This is a story of when the power of social media meets the desire to do good. Jeremy Cole, 32, rescues dilapated homes in Kalamazoo County. He'd post before-and-after pictures on Facebook. One day, the licensed builder shared a light-hearted video about his restoration work. Stanley Steppes, a local independent filmmaker with whom Cole attended Kalamazoo Central High School, saw it and convinced Cole to let him do a YouTube series on him. A Detroit film production company executive was "tagged," liked it, and dreamed even bigger. His firm turned it into a show for the DIY network. Now HGTV is giving "Gritty to Pretty" a trial run this fall.
Today, Jeremy Cole shares his story with Earlene McMichael on WestSouthwest, the news and public affairs show on WMUK, the NPR station based at Western Michigan University. Cole is joined by Stanley Steppes, CEO and founder of IMEEDIA in Kalamazoo, and Gary Bredow, a co-founder and executive producer of Arcadius Productions in Detroit. Arcadius is producing the HGTV pilot.
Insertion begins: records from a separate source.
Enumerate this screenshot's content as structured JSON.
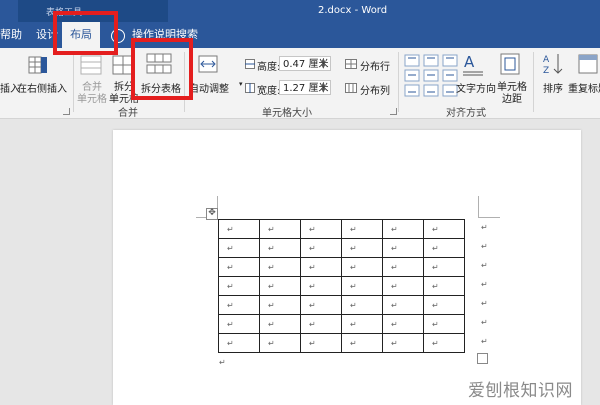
{
  "window": {
    "context_group": "表格工具",
    "document_title": "2.docx  -  Word"
  },
  "tabs": [
    {
      "label": "帮助"
    },
    {
      "label": "设计"
    },
    {
      "label": "布局",
      "active": true
    },
    {
      "label": "操作说明搜索"
    }
  ],
  "ribbon": {
    "insert": {
      "insert_label": "插入",
      "insert_right_label": "在右侧插入"
    },
    "merge": {
      "merge_cells_line1": "合并",
      "merge_cells_line2": "单元格",
      "split_cells_line1": "拆分",
      "split_cells_line2": "单元格",
      "split_table": "拆分表格",
      "group_label": "合并"
    },
    "cell_size": {
      "autofit": "自动调整",
      "height_label": "高度:",
      "height_value": "0.47 厘米",
      "width_label": "宽度:",
      "width_value": "1.27 厘米",
      "distribute_rows": "分布行",
      "distribute_cols": "分布列",
      "group_label": "单元格大小"
    },
    "alignment": {
      "text_direction": "文字方向",
      "cell_margins_line1": "单元格",
      "cell_margins_line2": "边距",
      "group_label": "对齐方式"
    },
    "data": {
      "sort": "排序",
      "repeat_header": "重复标题"
    }
  },
  "document": {
    "table": {
      "rows": 7,
      "cols": 6,
      "cell_mark": "↵"
    },
    "paragraph_mark": "↵"
  },
  "watermark": "爱刨根知识网",
  "colors": {
    "accent": "#2b579a",
    "highlight": "#e41e1e"
  }
}
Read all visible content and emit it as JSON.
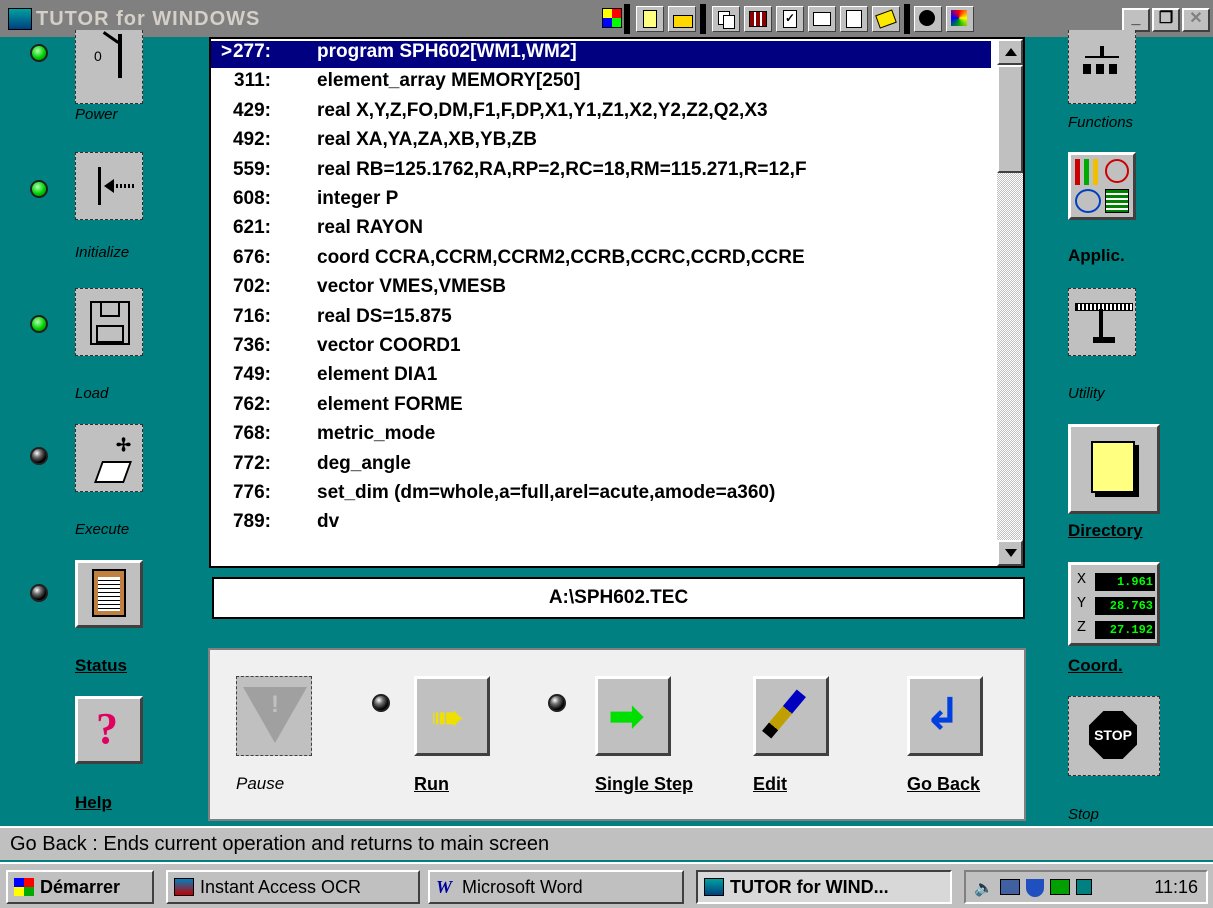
{
  "app": {
    "title": "TUTOR for WINDOWS"
  },
  "left_commands": [
    {
      "label": "Power",
      "led": "on"
    },
    {
      "label": "Initialize",
      "led": "on"
    },
    {
      "label": "Load",
      "led": "on"
    },
    {
      "label": "Execute",
      "led": "off"
    },
    {
      "label": "Status",
      "led": "off"
    },
    {
      "label": "Help"
    }
  ],
  "listing": {
    "lines": [
      {
        "marker": ">",
        "num": "277:",
        "code": "program SPH602[WM1,WM2]",
        "selected": true
      },
      {
        "num": "311:",
        "code": "element_array MEMORY[250]"
      },
      {
        "num": "429:",
        "code": "real X,Y,Z,FO,DM,F1,F,DP,X1,Y1,Z1,X2,Y2,Z2,Q2,X3"
      },
      {
        "num": "492:",
        "code": "real XA,YA,ZA,XB,YB,ZB"
      },
      {
        "num": "559:",
        "code": "real RB=125.1762,RA,RP=2,RC=18,RM=115.271,R=12,F"
      },
      {
        "num": "608:",
        "code": "integer P"
      },
      {
        "num": "621:",
        "code": "real RAYON"
      },
      {
        "num": "676:",
        "code": "coord CCRA,CCRM,CCRM2,CCRB,CCRC,CCRD,CCRE"
      },
      {
        "num": "702:",
        "code": "vector VMES,VMESB"
      },
      {
        "num": "716:",
        "code": "real DS=15.875"
      },
      {
        "num": "736:",
        "code": "vector COORD1"
      },
      {
        "num": "749:",
        "code": "element DIA1"
      },
      {
        "num": "762:",
        "code": "element FORME"
      },
      {
        "num": "768:",
        "code": "metric_mode"
      },
      {
        "num": "772:",
        "code": "deg_angle"
      },
      {
        "num": "776:",
        "code": "set_dim (dm=whole,a=full,arel=acute,amode=a360)"
      },
      {
        "num": "789:",
        "code": "dv"
      }
    ]
  },
  "file_path": "A:\\SPH602.TEC",
  "right_commands": [
    {
      "label": "Functions"
    },
    {
      "label": "Applic."
    },
    {
      "label": "Utility"
    },
    {
      "label": "Directory"
    },
    {
      "label": "Coord."
    },
    {
      "label": "Stop"
    }
  ],
  "coord": {
    "x": "1.961",
    "y": "28.763",
    "z": "27.192"
  },
  "controls": {
    "pause": "Pause",
    "run": "Run",
    "single_step": "Single Step",
    "edit": "Edit",
    "go_back": "Go Back"
  },
  "status_text": "Go Back : Ends current operation and returns to main screen",
  "taskbar": {
    "start": "Démarrer",
    "tasks": [
      "Instant Access OCR",
      "Microsoft Word",
      "TUTOR for WIND..."
    ],
    "clock": "11:16"
  },
  "colors": {
    "desktop": "#008080",
    "selection": "#000080",
    "led_on": "#00d000"
  }
}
It was at age 19, as a student studying finance at Western Michigan University, that Cole purchased his first home. Since then, he said, he's bought and rehabilitated about 60 homes in the city of Kalamazoo, Kalamazoo Township and Portage, and typically sells them. He maintains 16 rental properties. However, his goal is to revive vacant and neglected homes, full-time, in an effort to address the area's affordable housing shortage, he said.
Cole's mission to transform "the worst of the worst" homes to "the best on the block" was first put to film in October 2016 when Stanley Steppes began taping the YouTube series featuring Cole called "REO-Life." About six episodes were made. Steppes posted the series on Facebook, tagging a number of people on his FB Friends' List, including Arcadius' Gary Bredow.
Bredow said he didn't watch it right away. When he couldn't sleep one night, he clicked on the link. He said he was "sucked in" by Cole's "electric" personality, integrity, knowledge of his craft, and sincere passion for turning around neighborhoods, adding that he had charisma and that intangible "it" factor.
Bredow contacted Steppes.
"How quickly can you get Jeremy into the studios, so we can put him on tape and try to do something?" Bredow recalled telling him.
Arcadius Productions then got the DIY network interested in "Gritty to Pretty" (the new name the network gave the show), and a few episodes aired in February of this year. Ratings were good. From there, Bredow said, HGTV decided to pilot two episodes this fall. (Both DIY and HGTV share the same parent company, Scripps Networks Interactive.)
One episode will be of a renovation underway in Kalamazoo's Edison neighborhood. The other is to be a rebroadcast of one of the DIY installments. If the pilot performs well, production will continue for more episodes, according to Bredow.
Bredow said HGTV has not yet announced an air date.
Watch the show: